Required action: In the records below, find each line with "name" and copy it.
= = =
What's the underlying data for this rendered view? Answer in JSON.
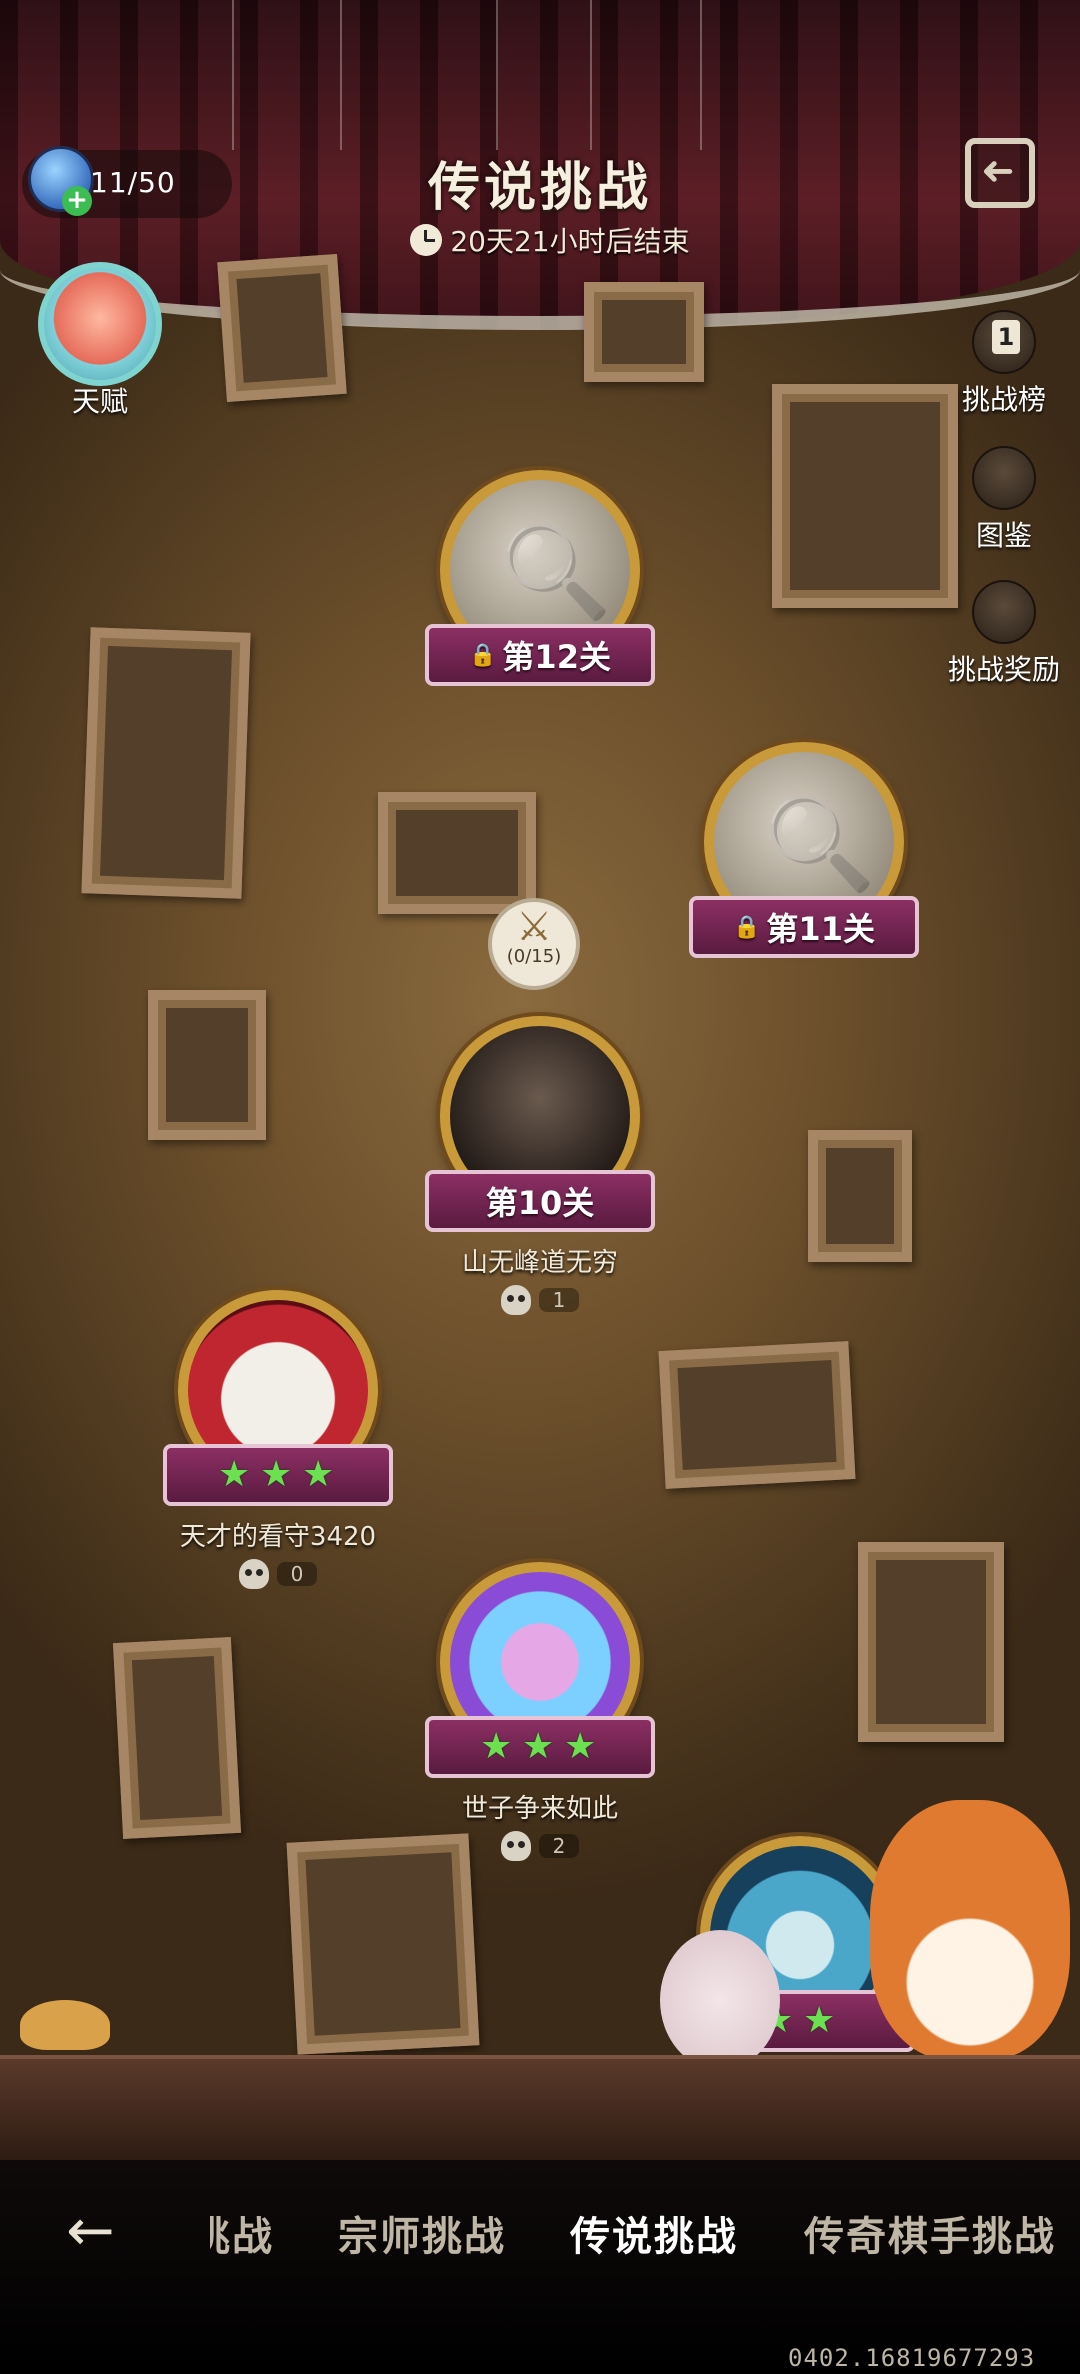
{
  "header": {
    "stamina": "11/50",
    "title": "传说挑战",
    "timer": "20天21小时后结束"
  },
  "talent": {
    "label": "天赋"
  },
  "side_menu": {
    "leaderboard": {
      "badge": "1",
      "label": "挑战榜"
    },
    "codex": {
      "label": "图鉴"
    },
    "rewards": {
      "label": "挑战奖励"
    }
  },
  "challenge_bubble": {
    "count": "(0/15)"
  },
  "stages": [
    {
      "label": "第12关",
      "locked": true
    },
    {
      "label": "第11关",
      "locked": true
    },
    {
      "label": "第10关",
      "name": "山无峰道无穷",
      "deaths": "1"
    },
    {
      "stars": 3,
      "name": "天才的看守3420",
      "deaths": "0"
    },
    {
      "stars": 3,
      "name": "世子争来如此",
      "deaths": "2"
    },
    {
      "stars": 2
    }
  ],
  "bottom_nav": {
    "tabs": [
      "挑战",
      "宗师挑战",
      "传说挑战",
      "传奇棋手挑战"
    ],
    "active": "传说挑战"
  },
  "build_id": "0402.16819677293",
  "colors": {
    "ribbon": "#8c2f63",
    "medal_rim": "#c99a3a",
    "star": "#6de052",
    "curtain": "#5a1a22"
  }
}
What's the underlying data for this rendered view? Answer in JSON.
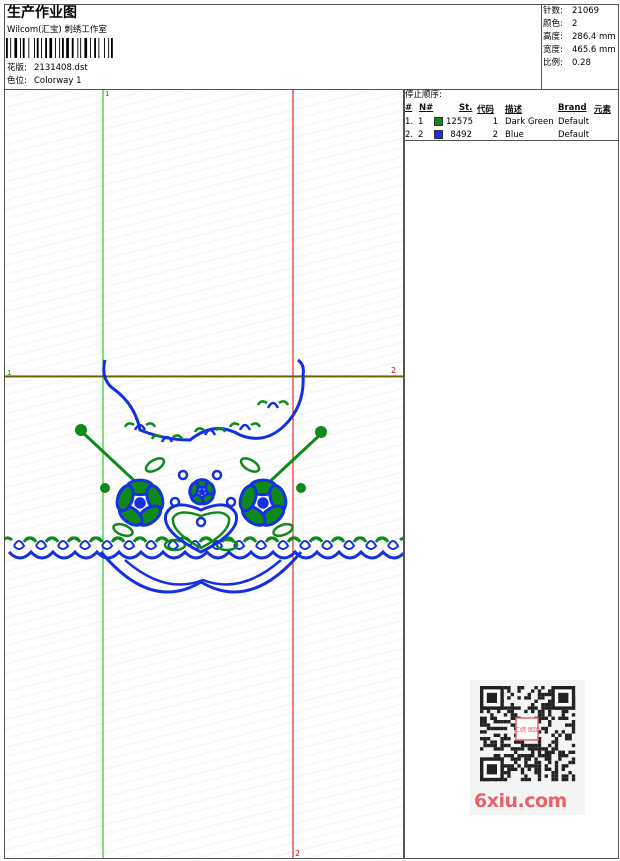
{
  "header": {
    "title": "生产作业图",
    "company": "Wilcom(汇宝) 刺绣工作室",
    "pattern_label": "花版:",
    "pattern_value": "2131408.dst",
    "colorway_label": "色位:",
    "colorway_value": "Colorway 1"
  },
  "stats": [
    {
      "label": "针数:",
      "value": "21069"
    },
    {
      "label": "颜色:",
      "value": "2"
    },
    {
      "label": "高度:",
      "value": "286.4 mm"
    },
    {
      "label": "宽度:",
      "value": "465.6 mm"
    },
    {
      "label": "比例:",
      "value": "0.28"
    }
  ],
  "stop_sequence": {
    "title": "停止顺序:",
    "columns": [
      "#",
      "N#",
      "St.",
      "代码",
      "描述",
      "Brand",
      "元素"
    ],
    "rows": [
      {
        "num": "1.",
        "n": "1",
        "color": "#0d8a1a",
        "st": "12575",
        "code": "1",
        "desc": "Dark Green",
        "brand": "Default"
      },
      {
        "num": "2.",
        "n": "2",
        "color": "#1530e0",
        "st": "8492",
        "code": "2",
        "desc": "Blue",
        "brand": "Default"
      }
    ]
  },
  "guides": {
    "v_green_label": "1",
    "h_green_label": "1",
    "h_red_label": "2",
    "v_red_label": "2"
  },
  "watermark": {
    "qr_text": "汇绣 图库",
    "logo": "6xiu.com"
  },
  "colors": {
    "green": "#0d8a1a",
    "blue": "#1530e0",
    "guide_green": "#00c000",
    "guide_red": "#e00000"
  }
}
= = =
Solution to this exercise:
      "name": "山无峰道无穷",
      "name": "天才的看守3420",
      "name": "世子争来如此",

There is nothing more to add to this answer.